» **REQUIRED ACTION**: The entries are to be written out word for word, with their images left out.

» **Data entries**:
※ ※ ※
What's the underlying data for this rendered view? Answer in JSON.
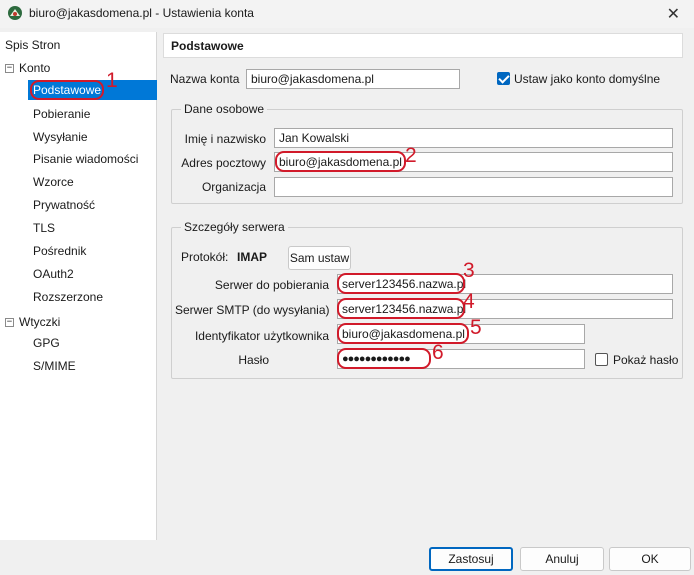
{
  "window": {
    "title": "biuro@jakasdomena.pl - Ustawienia konta",
    "close_glyph": "✕"
  },
  "sidebar": {
    "header": "Spis Stron",
    "groups": [
      {
        "label": "Konto",
        "toggle": "−",
        "items": [
          "Podstawowe",
          "Pobieranie",
          "Wysyłanie",
          "Pisanie wiadomości",
          "Wzorce",
          "Prywatność",
          "TLS",
          "Pośrednik",
          "OAuth2",
          "Rozszerzone"
        ]
      },
      {
        "label": "Wtyczki",
        "toggle": "−",
        "items": [
          "GPG",
          "S/MIME"
        ]
      }
    ],
    "selected": "Podstawowe"
  },
  "panel": {
    "title": "Podstawowe",
    "account_name_label": "Nazwa konta",
    "account_name_value": "biuro@jakasdomena.pl",
    "default_account_label": "Ustaw jako konto domyślne",
    "default_account_checked": true,
    "personal": {
      "title": "Dane osobowe",
      "name_label": "Imię i nazwisko",
      "name_value": "Jan Kowalski",
      "email_label": "Adres pocztowy",
      "email_value": "biuro@jakasdomena.pl",
      "org_label": "Organizacja",
      "org_value": ""
    },
    "server": {
      "title": "Szczegóły serwera",
      "protocol_label": "Protokół:",
      "protocol_value": "IMAP",
      "manual_button": "Sam ustaw",
      "incoming_label": "Serwer do pobierania",
      "incoming_value": "server123456.nazwa.pl",
      "smtp_label": "Serwer SMTP (do wysyłania)",
      "smtp_value": "server123456.nazwa.pl",
      "user_label": "Identyfikator użytkownika",
      "user_value": "biuro@jakasdomena.pl",
      "password_label": "Hasło",
      "password_value": "●●●●●●●●●●●●",
      "show_password_label": "Pokaż hasło",
      "show_password_checked": false
    }
  },
  "buttons": {
    "apply": "Zastosuj",
    "cancel": "Anuluj",
    "ok": "OK"
  },
  "annotations": [
    "1",
    "2",
    "3",
    "4",
    "5",
    "6"
  ],
  "colors": {
    "selection": "#0078d7",
    "annotation": "#d11a2a",
    "checkbox": "#0067c0"
  }
}
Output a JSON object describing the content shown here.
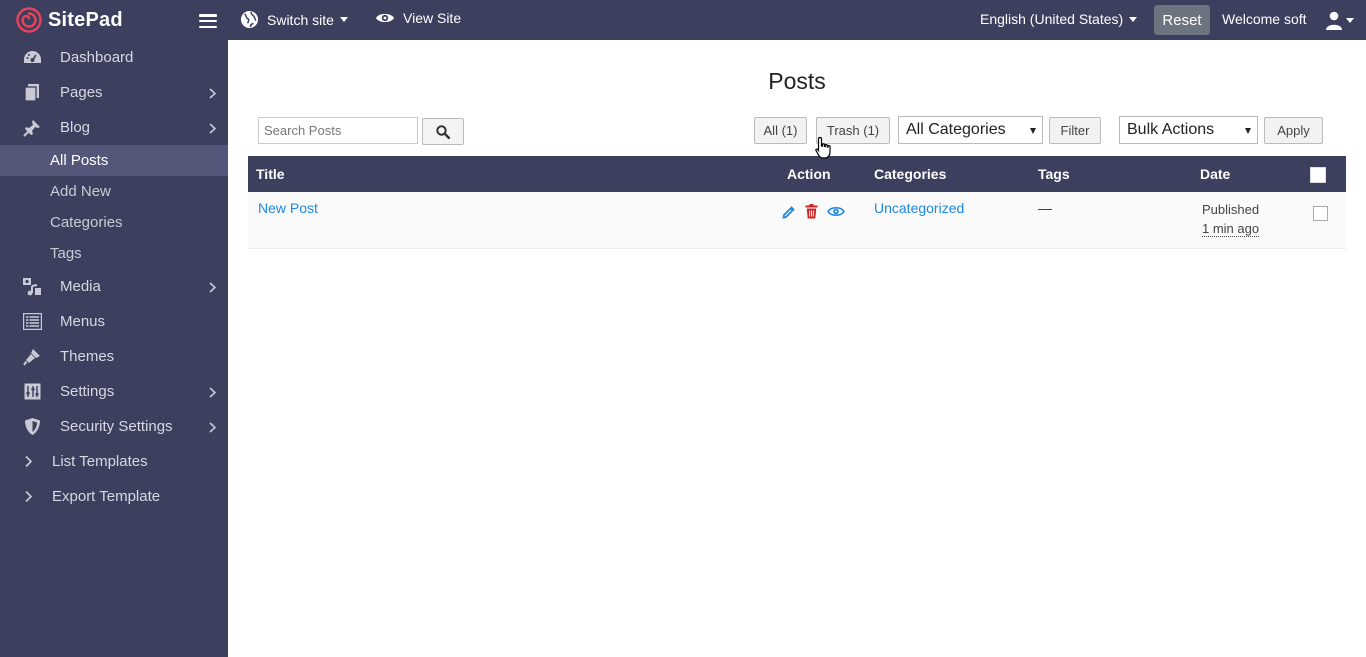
{
  "topbar": {
    "brand": "SitePad",
    "switch_site": "Switch site",
    "view_site": "View Site",
    "language": "English (United States)",
    "reset": "Reset",
    "welcome": "Welcome soft"
  },
  "sidebar": {
    "items": [
      {
        "label": "Dashboard",
        "icon": "dashboard-icon"
      },
      {
        "label": "Pages",
        "icon": "pages-icon"
      },
      {
        "label": "Blog",
        "icon": "pin-icon"
      },
      {
        "label": "Media",
        "icon": "media-icon"
      },
      {
        "label": "Menus",
        "icon": "menus-icon"
      },
      {
        "label": "Themes",
        "icon": "brush-icon"
      },
      {
        "label": "Settings",
        "icon": "settings-icon"
      },
      {
        "label": "Security Settings",
        "icon": "shield-icon"
      },
      {
        "label": "List Templates",
        "icon": "chevron-right-icon"
      },
      {
        "label": "Export Template",
        "icon": "chevron-right-icon"
      }
    ],
    "blog_sub": [
      "All Posts",
      "Add New",
      "Categories",
      "Tags"
    ]
  },
  "main": {
    "title": "Posts",
    "search_placeholder": "Search Posts",
    "all_btn": "All (1)",
    "trash_btn": "Trash (1)",
    "category_select": "All Categories",
    "filter_btn": "Filter",
    "bulk_select": "Bulk Actions",
    "apply_btn": "Apply",
    "columns": [
      "Title",
      "Action",
      "Categories",
      "Tags",
      "Date"
    ],
    "rows": [
      {
        "title": "New Post",
        "category": "Uncategorized",
        "tags": "—",
        "status": "Published",
        "ago": "1 min ago"
      }
    ]
  },
  "colors": {
    "sidebar_bg": "#3d3f5e",
    "active_item": "#55577a",
    "link": "#1e88e5",
    "delete": "#c62828",
    "reset_btn": "#6c7480"
  }
}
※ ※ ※
» **RESPONSE BELOW**:
What's the underlying data for this rendered view? Answer in JSON.
{
  "window": {
    "title": "biuro@jakasdomena.pl - Ustawienia konta",
    "close_glyph": "✕"
  },
  "sidebar": {
    "header": "Spis Stron",
    "groups": [
      {
        "label": "Konto",
        "toggle": "−",
        "items": [
          "Podstawowe",
          "Pobieranie",
          "Wysyłanie",
          "Pisanie wiadomości",
          "Wzorce",
          "Prywatność",
          "TLS",
          "Pośrednik",
          "OAuth2",
          "Rozszerzone"
        ]
      },
      {
        "label": "Wtyczki",
        "toggle": "−",
        "items": [
          "GPG",
          "S/MIME"
        ]
      }
    ],
    "selected": "Podstawowe"
  },
  "panel": {
    "title": "Podstawowe",
    "account_name_label": "Nazwa konta",
    "account_name_value": "biuro@jakasdomena.pl",
    "default_account_label": "Ustaw jako konto domyślne",
    "default_account_checked": true,
    "personal": {
      "title": "Dane osobowe",
      "name_label": "Imię i nazwisko",
      "name_value": "Jan Kowalski",
      "email_label": "Adres pocztowy",
      "email_value": "biuro@jakasdomena.pl",
      "org_label": "Organizacja",
      "org_value": ""
    },
    "server": {
      "title": "Szczegóły serwera",
      "protocol_label": "Protokół:",
      "protocol_value": "IMAP",
      "manual_button": "Sam ustaw",
      "incoming_label": "Serwer do pobierania",
      "incoming_value": "server123456.nazwa.pl",
      "smtp_label": "Serwer SMTP (do wysyłania)",
      "smtp_value": "server123456.nazwa.pl",
      "user_label": "Identyfikator użytkownika",
      "user_value": "biuro@jakasdomena.pl",
      "password_label": "Hasło",
      "password_value": "●●●●●●●●●●●●",
      "show_password_label": "Pokaż hasło",
      "show_password_checked": false
    }
  },
  "buttons": {
    "apply": "Zastosuj",
    "cancel": "Anuluj",
    "ok": "OK"
  },
  "annotations": [
    "1",
    "2",
    "3",
    "4",
    "5",
    "6"
  ],
  "colors": {
    "selection": "#0078d7",
    "annotation": "#d11a2a",
    "checkbox": "#0067c0"
  }
}
Output a JSON object describing the content shown here.
{
  "topbar": {
    "brand": "SitePad",
    "switch_site": "Switch site",
    "view_site": "View Site",
    "language": "English (United States)",
    "reset": "Reset",
    "welcome": "Welcome soft"
  },
  "sidebar": {
    "items": [
      {
        "label": "Dashboard",
        "icon": "dashboard-icon"
      },
      {
        "label": "Pages",
        "icon": "pages-icon"
      },
      {
        "label": "Blog",
        "icon": "pin-icon"
      },
      {
        "label": "Media",
        "icon": "media-icon"
      },
      {
        "label": "Menus",
        "icon": "menus-icon"
      },
      {
        "label": "Themes",
        "icon": "brush-icon"
      },
      {
        "label": "Settings",
        "icon": "settings-icon"
      },
      {
        "label": "Security Settings",
        "icon": "shield-icon"
      },
      {
        "label": "List Templates",
        "icon": "chevron-right-icon"
      },
      {
        "label": "Export Template",
        "icon": "chevron-right-icon"
      }
    ],
    "blog_sub": [
      "All Posts",
      "Add New",
      "Categories",
      "Tags"
    ]
  },
  "main": {
    "title": "Posts",
    "search_placeholder": "Search Posts",
    "all_btn": "All (1)",
    "trash_btn": "Trash (1)",
    "category_select": "All Categories",
    "filter_btn": "Filter",
    "bulk_select": "Bulk Actions",
    "apply_btn": "Apply",
    "columns": [
      "Title",
      "Action",
      "Categories",
      "Tags",
      "Date"
    ],
    "rows": [
      {
        "title": "New Post",
        "category": "Uncategorized",
        "tags": "—",
        "status": "Published",
        "ago": "1 min ago"
      }
    ]
  },
  "colors": {
    "sidebar_bg": "#3d3f5e",
    "active_item": "#55577a",
    "link": "#1e88e5",
    "delete": "#c62828",
    "reset_btn": "#6c7480"
  }
}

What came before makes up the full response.